• _What you have to do_: The number needed is how many lines in these entries contain "icon"; give it alone.
[Opening Data for analysis section]
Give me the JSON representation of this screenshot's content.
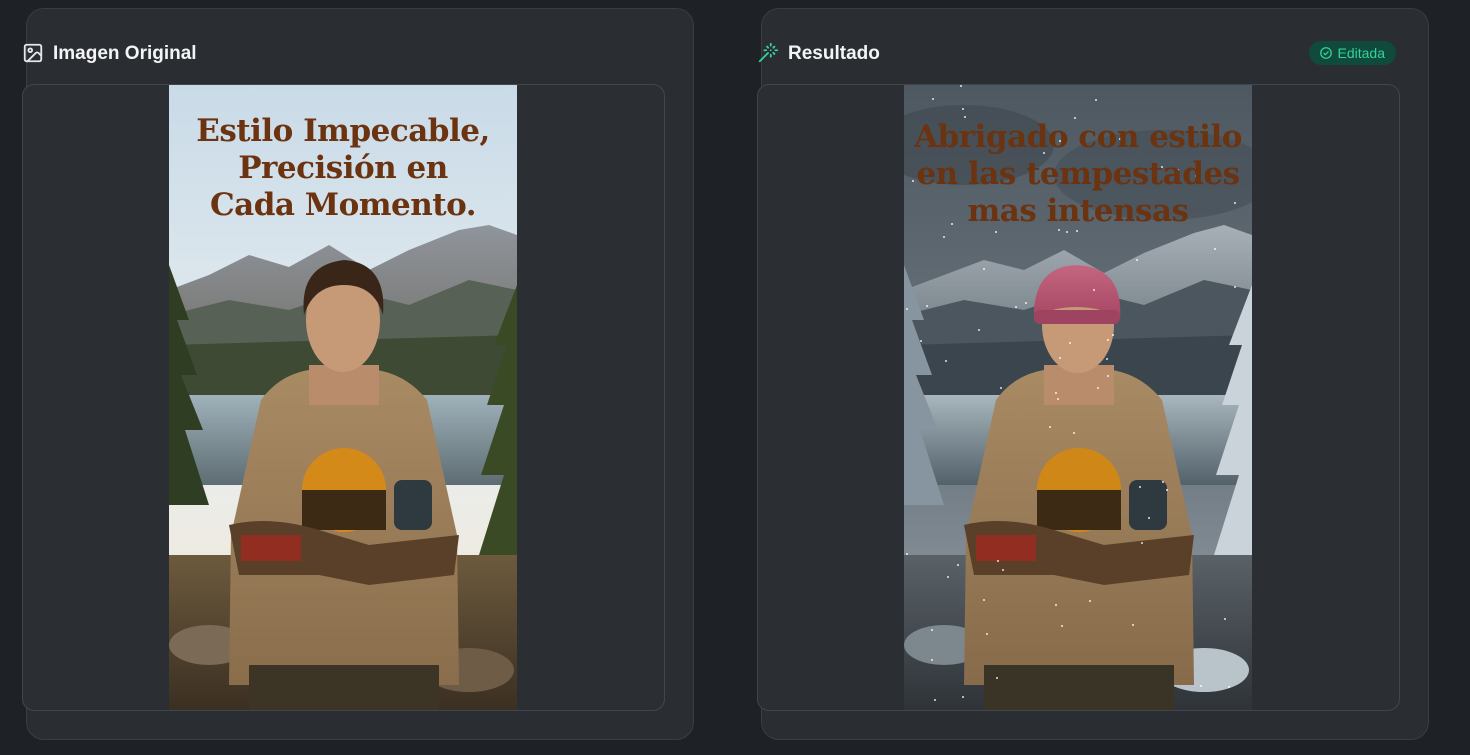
{
  "original": {
    "icon": "image-icon",
    "title": "Imagen Original",
    "headline": [
      "Estilo Impecable,",
      "Precisión en",
      "Cada Momento."
    ]
  },
  "result": {
    "icon": "magic-wand-icon",
    "title": "Resultado",
    "badge": {
      "icon": "check-circle-icon",
      "label": "Editada"
    },
    "headline": [
      "Abrigado con estilo",
      "en las tempestades",
      "mas intensas"
    ]
  },
  "colors": {
    "background": "#1e2125",
    "panel": "#2a2d32",
    "badge_bg": "#0f4a3c",
    "badge_text": "#34d399",
    "headline": "#6b3310"
  }
}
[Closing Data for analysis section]
• _Solution below_: 3